This is the story of how our love affair with this incredible outback track began.
We’d just come off a week on a houseboat on the Murray River with our family, and came home via Roxby Downs (where we also have family living).
As a spur-of-the-moment decision, we decided to drive home to Alice Springs along the Oodnadatta Track.
Our sense of
Even better, it was surprisingly cool for mid-summer (only 35 degrees maximum) and being only a month after good rains, the country was looking fresh and green. There were birds every where and the creeks were full.
We left Roxby Downs where Gary’s brother, Tony, and his family live at about 8am. We did a spot of geocaching right near the Olympic Dam site.
Then we continued on along the Borefield Track past the Arid Zone Recovery Project -an amazing conservation project comprising a cat, fox and rabbit-proof fence some 60km in area.
In this area native marsupials such as Greater Bilbies and Stick Nest Rats (I tell you, we are jealous about this in Central Australia!) have been reintroduced.
The project is funded largely by the mine. You can read more about it here.
After an hour or so, the Borefield Track (which is a really good dirt road) joins the famous Oodnadatta Track
Turning west, we found ourselves stopping frequently because the Oodnadatta Track is just so interesting.
The track – which was so good we were able to travel at 120km/h along it- follows the route of the first Ghan Railway line, from Adelaide to Oodnadatta. The railway line was ex
tended to Alice Springs in 1929 (I’ve met people who remember the track being built – like old Brownie Doolan from Finke). It ran until 1980, when the railway line was re-aligned to its present route. In 2002, the railway line was extended all the way to Darwin. However, you can still drive from Maree
to Alice Springs following the old Ghan line closely.
Along the way, there’s many old bridges to stop and check out, like this one:
There’s also wonderful old railway sidings to explore, some of which remain intact and under the care of various preservation groups.
For me, one of the highlights of the trip was seeing Lake Eyre for the very first time. Like my first glimpse of Mt Everest, seeing Lake Eyre is something that will remain with me for the rest of my life. This picture truly does not do Lake Eyre justice:
After Lake Eyre, there’s a few mound springs, many of them lesser known than Dalhousie Springs which is not far from the Oodnadatta Track, in Witjira National Park.
To me, mound springs in arid Australia are some on the most interesting geological features in existance. I could spend all day (or indeed, several days) watching the birds and animals that come to visit them.
Mound springs are places where the Artesian (underground) waters meet the surface. They are important refuges for wildlife in these arid envrionments. A number of unique and rare plants are also found around them. This neat little pool below is an example of a mound spring. It’s called Coward Springs, which also boasts a fully serviced campground, with showers and toilets:
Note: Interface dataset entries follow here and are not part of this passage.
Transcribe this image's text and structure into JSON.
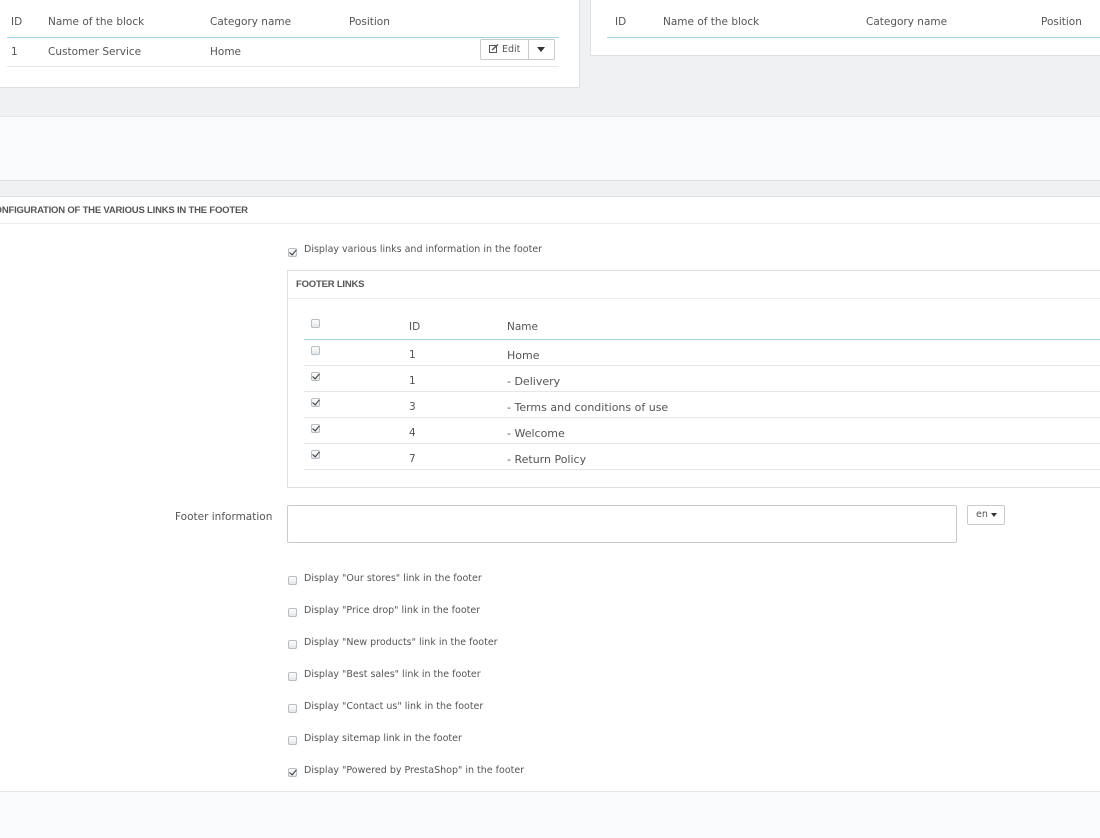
{
  "left_table": {
    "headers": [
      "ID",
      "Name of the block",
      "Category name",
      "Position"
    ],
    "rows": [
      {
        "id": "1",
        "name": "Customer Service",
        "category": "Home",
        "position": ""
      }
    ],
    "edit_label": "Edit"
  },
  "right_table": {
    "headers": [
      "ID",
      "Name of the block",
      "Category name",
      "Position"
    ]
  },
  "config": {
    "title": "CONFIGURATION OF THE VARIOUS LINKS IN THE FOOTER",
    "display_links_label": "Display various links and information in the footer",
    "display_links_checked": true,
    "footer_links": {
      "title": "FOOTER LINKS",
      "headers": {
        "id": "ID",
        "name": "Name"
      },
      "rows": [
        {
          "id": "1",
          "name": "Home",
          "checked": false
        },
        {
          "id": "1",
          "name": "- Delivery",
          "checked": true
        },
        {
          "id": "3",
          "name": "- Terms and conditions of use",
          "checked": true
        },
        {
          "id": "4",
          "name": "- Welcome",
          "checked": true
        },
        {
          "id": "7",
          "name": "- Return Policy",
          "checked": true
        }
      ]
    },
    "footer_information_label": "Footer information",
    "footer_information_value": "",
    "language": "en",
    "options": [
      {
        "label": "Display \"Our stores\" link in the footer",
        "checked": false
      },
      {
        "label": "Display \"Price drop\" link in the footer",
        "checked": false
      },
      {
        "label": "Display \"New products\" link in the footer",
        "checked": false
      },
      {
        "label": "Display \"Best sales\" link in the footer",
        "checked": false
      },
      {
        "label": "Display \"Contact us\" link in the footer",
        "checked": false
      },
      {
        "label": "Display sitemap link in the footer",
        "checked": false
      },
      {
        "label": "Display \"Powered by PrestaShop\" in the footer",
        "checked": true
      }
    ]
  }
}
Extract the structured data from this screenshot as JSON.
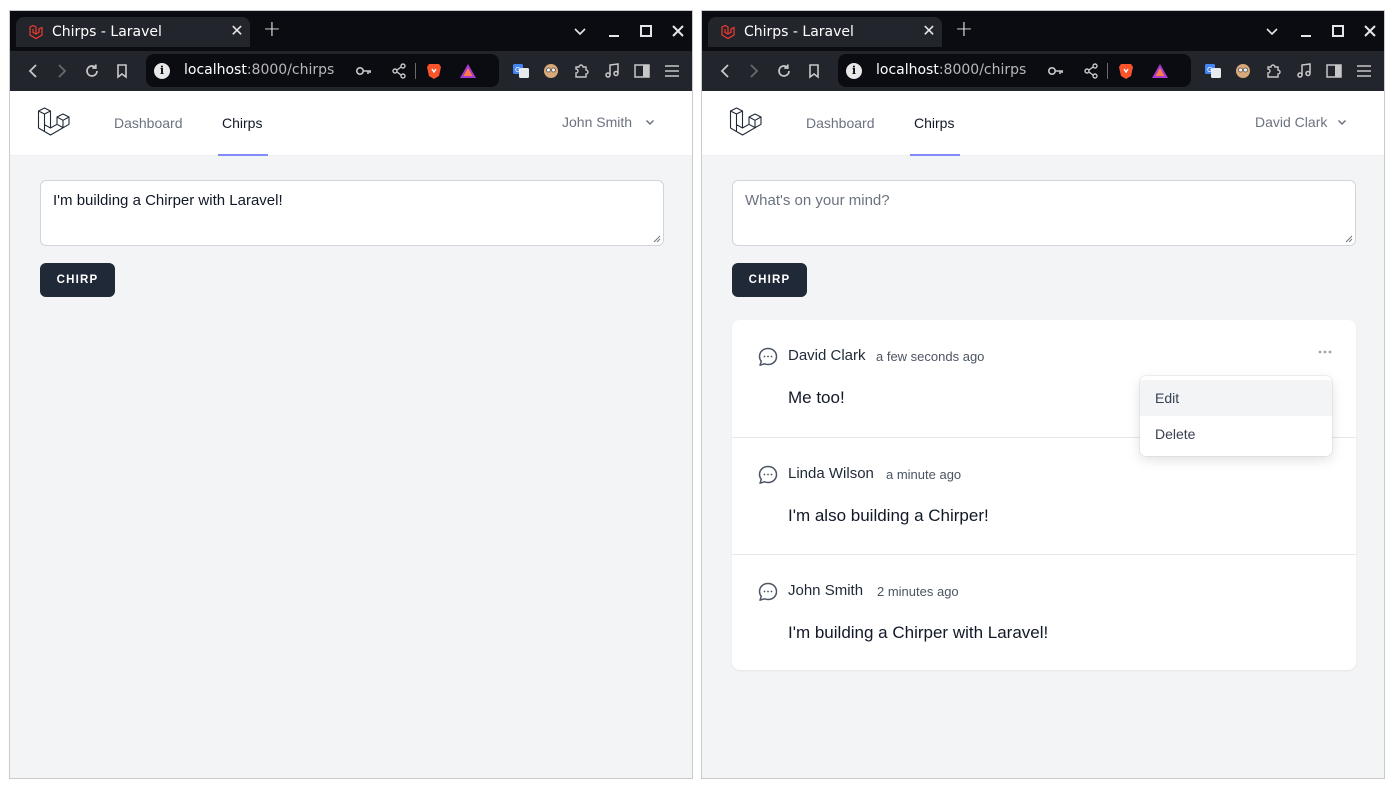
{
  "windows": [
    {
      "id": "left",
      "tab_title": "Chirps - Laravel",
      "url_host": "localhost",
      "url_rest": ":8000/chirps",
      "nav": {
        "dashboard": "Dashboard",
        "chirps": "Chirps",
        "user": "John Smith"
      },
      "form": {
        "value": "I'm building a Chirper with Laravel!",
        "button": "CHIRP"
      }
    },
    {
      "id": "right",
      "tab_title": "Chirps - Laravel",
      "url_host": "localhost",
      "url_rest": ":8000/chirps",
      "nav": {
        "dashboard": "Dashboard",
        "chirps": "Chirps",
        "user": "David Clark"
      },
      "form": {
        "placeholder": "What's on your mind?",
        "button": "CHIRP"
      },
      "chirps": [
        {
          "author": "David Clark",
          "time": "a few seconds ago",
          "message": "Me too!"
        },
        {
          "author": "Linda Wilson",
          "time": "a minute ago",
          "message": "I'm also building a Chirper!"
        },
        {
          "author": "John Smith",
          "time": "2 minutes ago",
          "message": "I'm building a Chirper with Laravel!"
        }
      ],
      "dropdown": {
        "edit": "Edit",
        "delete": "Delete"
      }
    }
  ],
  "colors": {
    "accent_underline": "#818cf8",
    "button_bg": "#1f2937",
    "page_bg": "#f3f4f6",
    "browser_dark": "#0b0c12",
    "laravel_red": "#ef3b2d"
  }
}
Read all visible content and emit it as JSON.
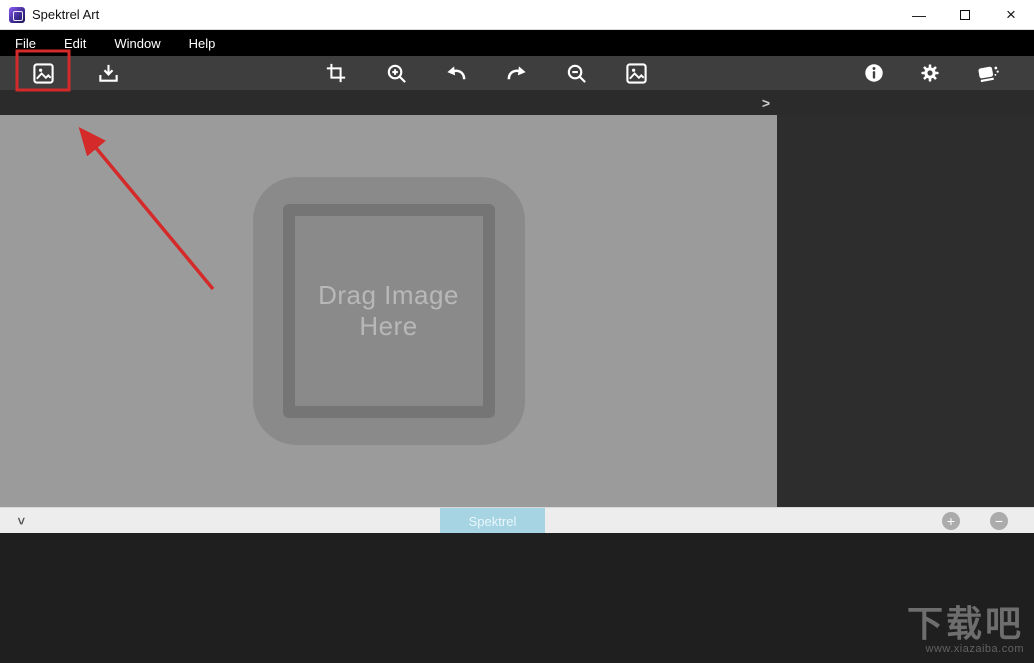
{
  "window": {
    "title": "Spektrel Art",
    "controls": {
      "minimize": "—",
      "close": "×"
    }
  },
  "menubar": {
    "items": [
      {
        "label": "File"
      },
      {
        "label": "Edit"
      },
      {
        "label": "Window"
      },
      {
        "label": "Help"
      }
    ]
  },
  "toolbar": {
    "icons": {
      "open_image": "open-image-icon",
      "import_image": "import-image-icon",
      "crop": "crop-icon",
      "zoom_in": "zoom-in-icon",
      "undo": "undo-arrow-icon",
      "redo": "redo-arrow-icon",
      "zoom_out": "zoom-out-icon",
      "insert_image": "insert-image-icon",
      "info": "info-icon",
      "settings": "gear-icon",
      "stamp": "stamp-icon"
    }
  },
  "panel": {
    "expand_chevron": ">"
  },
  "canvas": {
    "dropzone": {
      "line1": "Drag Image",
      "line2": "Here"
    }
  },
  "timeline": {
    "collapse_chevron": ">",
    "layer_label": "Spektrel",
    "zoom_in_label": "+",
    "zoom_out_label": "−"
  },
  "watermark": {
    "title": "下载吧",
    "url": "www.xiazaiba.com"
  },
  "colors": {
    "annotation_red": "#d42a2a",
    "toolbar_bg": "#3e3e3e",
    "layer_accent": "#a6d4e2",
    "canvas_gray": "#9b9b9b"
  }
}
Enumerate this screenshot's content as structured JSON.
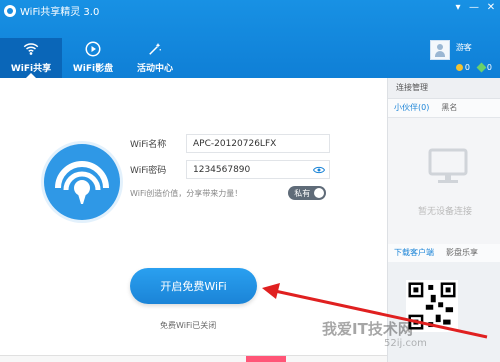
{
  "window": {
    "title": "WiFi共享精灵 3.0",
    "controls": [
      "▾",
      "—",
      "✕"
    ]
  },
  "nav": [
    {
      "label": "WiFi共享",
      "icon": "wifi-icon",
      "active": true
    },
    {
      "label": "WiFi影盘",
      "icon": "play-icon",
      "active": false
    },
    {
      "label": "活动中心",
      "icon": "magic-wand-icon",
      "active": false
    }
  ],
  "user": {
    "name": "游客",
    "coins": "0",
    "gems": "0"
  },
  "share": {
    "name_label": "WiFi名称",
    "name_value": "APC-20120726LFX",
    "password_label": "WiFi密码",
    "password_value": "1234567890",
    "hint": "WiFi创造价值，分享带来力量！",
    "privacy_label": "私有"
  },
  "start_button": "开启免费WiFi",
  "status": "免费WiFi已关闭",
  "side": {
    "header": "连接管理",
    "tabs": [
      "小伙伴(0)",
      "黑名"
    ],
    "empty_text": "暂无设备连接",
    "promo_tabs": [
      "下载客户端",
      "影盘乐享"
    ]
  },
  "watermark": {
    "text": "我爱IT技术网",
    "sub": "52ij.com"
  },
  "colors": {
    "brand": "#1a8de0",
    "arrow": "#e02020"
  }
}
Please note: the timber decking and metal ladder do not occur naturally!
As much as we really wanted to chill out at Coward Springs, we were aiming to be back in Alice Springs that day, so we had to leave. Our next stop was William Creek for lunch and fuel. We spent an hour or so chatting to the lady in the pub:
I have to say that William Creek was great and I would love to go back and stay the night and chat some more. We had a few more stops along the way for geocaches and railway bridges, and around 3pm, arrived at Oodnadatta and the Pink Roadhouse for a chocolate Paddle Pop:
Oodnadatta is a small place -sadly, it reminded me of Pimba (if you haven’t been to Pimba, you’ll have no idea what I’m talking about).
I was expecting a little more… attractiveness.
But then, we were only there for a short while and I’m sure there was at least two other things to check out in Oodnadatta other than the Pink Roadhouse. Well … ok.
There was at least one – the historic railway station.
For a few moments as we left Oodnadatta, we contemplated going home through Mt Dare and Finke … but commonsense won out (bugger) and we headed back to Marla and the Stuart Highway … and home about 10pm that night.
For any city 4WD-gear freaks reading this blog, please note that my Prado is a totally standard 4 litre petrol model (except for the bullbar and roof rack). We carry some spares, 20l water, have a Waeco fridge, food and a compressor. Nothing fancy whatsoever.